In the records below, find each line with the word "data" and copy it.

────────────────────

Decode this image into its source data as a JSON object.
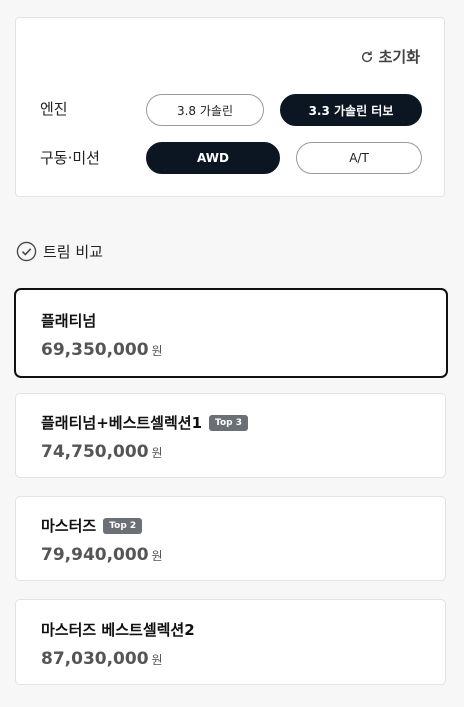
{
  "filters": {
    "reset_label": "초기화",
    "engine": {
      "label": "엔진",
      "options": [
        {
          "label": "3.8 가솔린",
          "selected": false
        },
        {
          "label": "3.3 가솔린 터보",
          "selected": true
        }
      ]
    },
    "drivetrain": {
      "label": "구동·미션",
      "options": [
        {
          "label": "AWD",
          "selected": true
        },
        {
          "label": "A/T",
          "selected": false
        }
      ]
    }
  },
  "trim_compare": {
    "label": "트림 비교"
  },
  "trims": [
    {
      "name": "플래티넘",
      "badge": "",
      "price": "69,350,000",
      "unit": "원",
      "selected": true
    },
    {
      "name": "플래티넘+베스트셀렉션1",
      "badge": "Top 3",
      "price": "74,750,000",
      "unit": "원",
      "selected": false
    },
    {
      "name": "마스터즈",
      "badge": "Top 2",
      "price": "79,940,000",
      "unit": "원",
      "selected": false
    },
    {
      "name": "마스터즈 베스트셀렉션2",
      "badge": "",
      "price": "87,030,000",
      "unit": "원",
      "selected": false
    }
  ],
  "colors": {
    "selected_fill": "#0b1622",
    "badge_bg": "#6b6f76"
  }
}
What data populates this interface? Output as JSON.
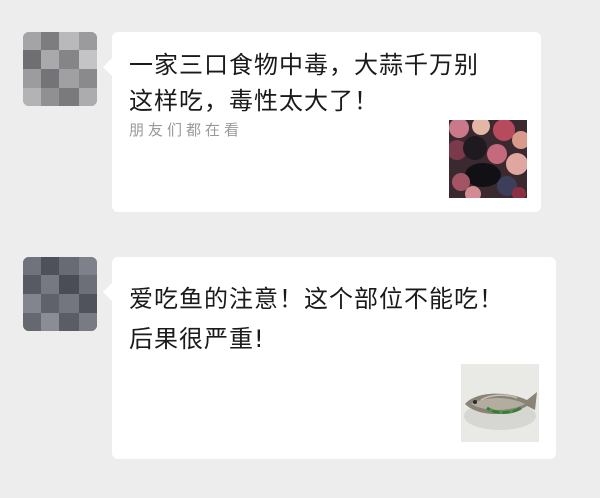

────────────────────

#### [SOLUTION TO THE PROBLEM]
Decode this image into its source data as a JSON object.
What data populates this interface? Output as JSON.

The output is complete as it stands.